Gunmen have killed dozens of people in a “gruesome” attack on a bus carrying civilians in western Ethiopia, according to the country’s human rights body.
The Ethiopian Human Rights Commission (ECHR) said in a statement Sunday that “the estimated number of victims is likely to rise, currently at 34,” of the attack that occurred Saturday night in the Debate administrative area of the Benishangul-Gumuz region.
He said there are reports of “similar” attacks and of people fleeing violence in other parts of the region, as well as “of people who have fled for refuge.”
There was no immediate information on the perpetrators. The attack came amid an escalation of conflict between the Ethiopian government and the Tigray region in the north of the country that has reportedly killed hundreds of people and sent more than 20,000 to flee across the border. in Sudan.
There is no known link between the violence in Benishangul-Gumuz and the military operations in Tigray.

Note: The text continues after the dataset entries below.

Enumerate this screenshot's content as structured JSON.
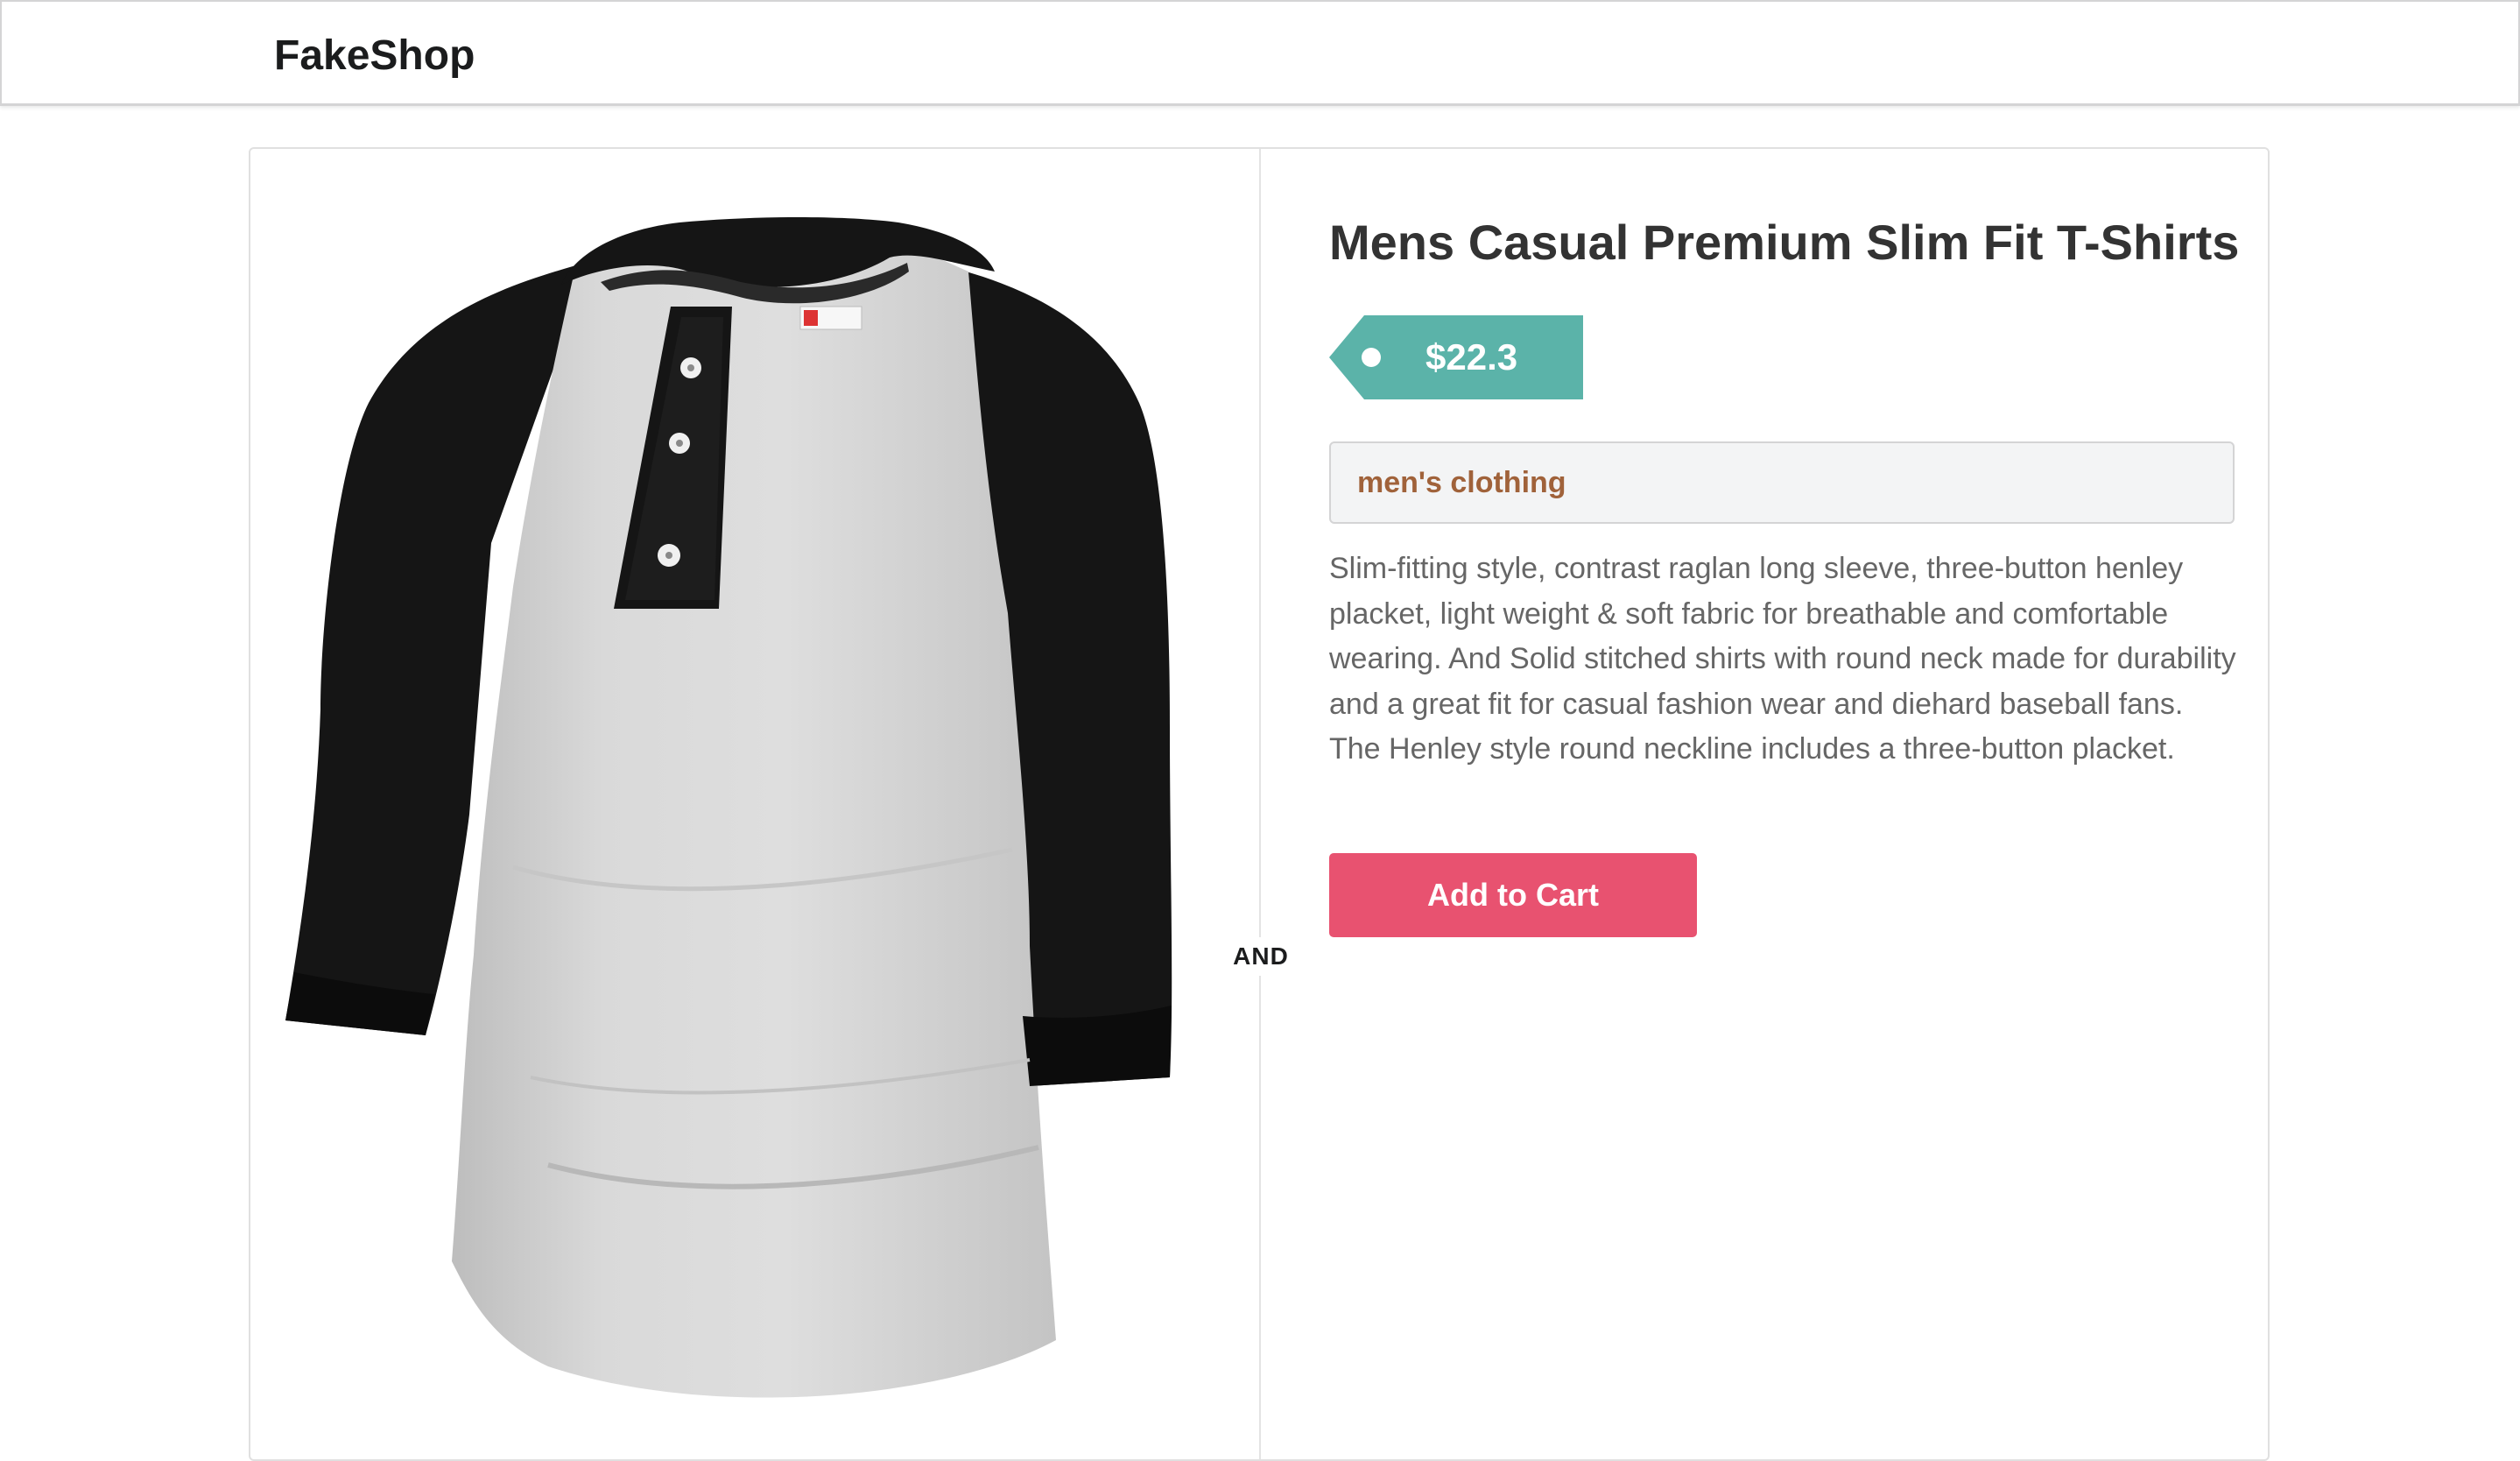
{
  "header": {
    "brand": "FakeShop"
  },
  "product": {
    "title": "Mens Casual Premium Slim Fit T-Shirts",
    "price": "$22.3",
    "category": "men's clothing",
    "description": "Slim-fitting style, contrast raglan long sleeve, three-button henley placket, light weight & soft fabric for breathable and comfortable wearing. And Solid stitched shirts with round neck made for durability and a great fit for casual fashion wear and diehard baseball fans. The Henley style round neckline includes a three-button placket.",
    "image_icon": "raglan-henley-shirt-image",
    "add_to_cart_label": "Add to Cart"
  },
  "divider": {
    "label": "AND"
  },
  "colors": {
    "price_tag": "#5bb3a9",
    "add_to_cart": "#e85270",
    "category_text": "#a0623a",
    "category_bg": "#f3f4f5"
  }
}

The attack on the passenger bus, which was heading from Wonbera to Chagni, took place in a part of the country that has recently seen a series of deadly attacks on civilians.
EHRC Director Daniel Bekele urged federal and regional authorities to work together on a strategy for Benishangul-Gumuz due to the “relentless pace” of attacks in the region.
“The latest attack is a terrible addition to the human cost that we collectively bear,” he said.
“The latest attack is a terrible addition to the human cost that we collectively bear.” @DanielBekele@EthioHRC He is saddened to learn of the gruesome attack on the passenger bus heading from Wonbera to Chagni in Benishangul-Gumuz on 14 November. There are an estimated 34 deaths, but they are likely to increase.
– Ethiopia Human Rights Commission (@EthioHRC) November 15, 2020
The government of Prime Minister Abiy Ahmed has provided scant information on the recent violence in Benishangul-Gumuz, particularly in the Metekel area, where Debate is located.
Twelve people were killed in an attack in the area in October, while 15 were killed in a similar attack in late September.
Abiy addressed politicians in October, saying that the fighters responsible for the killings were receiving training and shelter in Sudan and that Khartoum’s help was needed to stabilize the area.
Opposition politicians have described the violence in Benishangul-Gumuz as ethnically motivated.
Specifically, they say that there is a campaign led by the Gumuz ethnic militias against the Amhara and Agew ethnic groups living in Metekel.
“The relentless pace of attacks against civilians in Benishangul-Gumuz calls for increased vigilance and more coordinated action between regional and federal security forces,” said Bekele.
“We urge federal and regional security and judicial authorities to work together, and in consultation with the local community, to redesign a regional security strategy that can put an end to these attacks.”